The oil can be used to:
- Help for the digestive tract
- Relieve constipation
- Lower blood cholesterol
- Moisturize skin and hair
- Promote a healthy heart
- Prevent hair loss
There are three type of olive oil: virgin, extra virgin, and pure. These relate to the olive’s first, second, and third press to excrete oil. For hair treatments, pure olive oil will do the trick.
A few months go, I decided that I wanted to make an oil infusion. For me, this including infusing Rosemary, an herb known for it’s hair growth properties, with Olive Oil. For those unfamiliar with infusing in general, we can think of this as the science of flavoring the oil. There are two simple methods for doing an infusion—hot and cold. Be sure to begin with a light, tasteless oil, like safflower or canola, (we can also refer to these as carrier oils).

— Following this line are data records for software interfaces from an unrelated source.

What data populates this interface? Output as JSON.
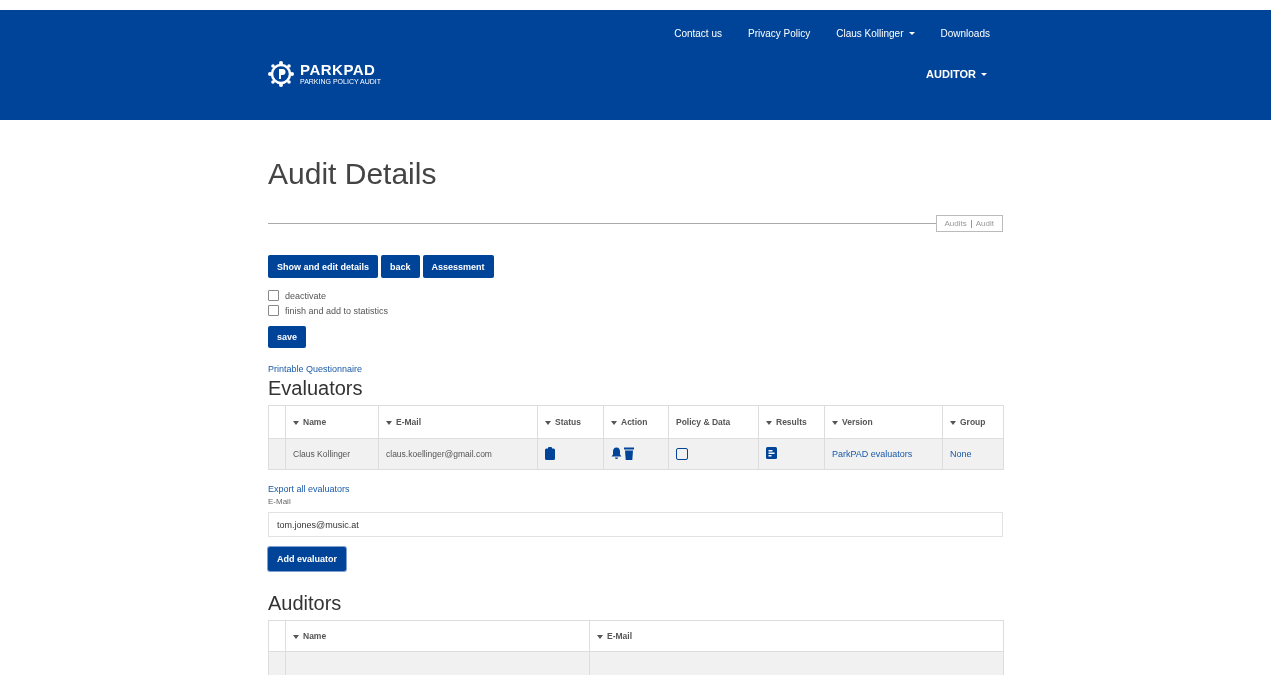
{
  "header": {
    "top_links": [
      {
        "label": "Contact us",
        "dropdown": false
      },
      {
        "label": "Privacy Policy",
        "dropdown": false
      },
      {
        "label": "Claus Kollinger",
        "dropdown": true
      },
      {
        "label": "Downloads",
        "dropdown": false
      }
    ],
    "brand": {
      "name": "PARKPAD",
      "tagline": "PARKING POLICY AUDIT"
    },
    "role_menu": {
      "label": "AUDITOR",
      "dropdown": true
    }
  },
  "page_title": "Audit Details",
  "breadcrumb": [
    "Audits",
    "Audit"
  ],
  "action_buttons": [
    "Show and edit details",
    "back",
    "Assessment"
  ],
  "checkboxes": [
    {
      "label": "deactivate",
      "checked": false
    },
    {
      "label": "finish and add to statistics",
      "checked": false
    }
  ],
  "save_button": "save",
  "printable_link": "Printable Questionnaire",
  "evaluators": {
    "title": "Evaluators",
    "columns": [
      {
        "label": "Name",
        "sortable": true
      },
      {
        "label": "E-Mail",
        "sortable": true
      },
      {
        "label": "Status",
        "sortable": true
      },
      {
        "label": "Action",
        "sortable": true
      },
      {
        "label": "Policy & Data",
        "sortable": false
      },
      {
        "label": "Results",
        "sortable": true
      },
      {
        "label": "Version",
        "sortable": true
      },
      {
        "label": "Group",
        "sortable": true
      }
    ],
    "rows": [
      {
        "name": "Claus Kollinger",
        "email": "claus.koellinger@gmail.com",
        "policy_checked": false,
        "version": "ParkPAD evaluators",
        "group": "None"
      }
    ]
  },
  "export_link": "Export all evaluators",
  "email_field": {
    "label": "E-Mail",
    "value": "tom.jones@music.at"
  },
  "add_button": "Add evaluator",
  "auditors": {
    "title": "Auditors",
    "columns": [
      {
        "label": "Name",
        "sortable": true
      },
      {
        "label": "E-Mail",
        "sortable": true
      }
    ]
  }
}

Hot Oil Infusions: This method infuses the oil quickly, so you can use it soon after you’ve made it. By only heating half the oil initially, you won’t waste the whole lot if you accidentally burn it. This process requires heating the oil and any herbs on the stove. Use a thermometer to heat the oil to 140° F, stirring constantly, over medium heat, until the spices start to sizzle and the oil bubbles. Turn off the heat and allow the mixture to cool. Add the remaining plain oil to the flavored oil, straining through a cheesecloth. Bottle the oil and store them in the refrigerator. It will keep up to 2 months (if made with olive oil, 1 month).
Cold Infusions: This method is simpler than the hot infusion, but takes longer. After bruising the herbs, place them in a jar (with a tight cap). Pour the oil (warm or room temperature over herbs and cover and close the container tightly. Place in a dark cabinet or corner for 2-6 weeks, shaking at least once a week. The longer the mix is left, the stronger the infusion. When ready to use, strain the oil using cheesecloth.
I decided to make a Coconut Rosemary Olive Oil cold infusion. Using one cup of Rosemary sprigs, 2 cups of coconut oil, and 2 cups of Olive oil, I made my infusion by allowing the mixture to sit in a dark cabinet for the full six weeks, shaking weekly. I have used this Oil for numerious purposes such as Pre-Pooing, adding to conditioners, shampoos, and deep conditioners, scalp massages, shea butter creams…I’ve even added a bit of to my leave-in conditioner.
My name is Lillian Mae, and I’m an Olive Oil junkie.
How do you use Olive Oil?
Add the remaining plain oil to the flavored oil, strain through a cheesecloth if necessary, put the oil in bottles and store them in the refrigerator. It will keep up to 2 months (if made with olive oil, 1 month).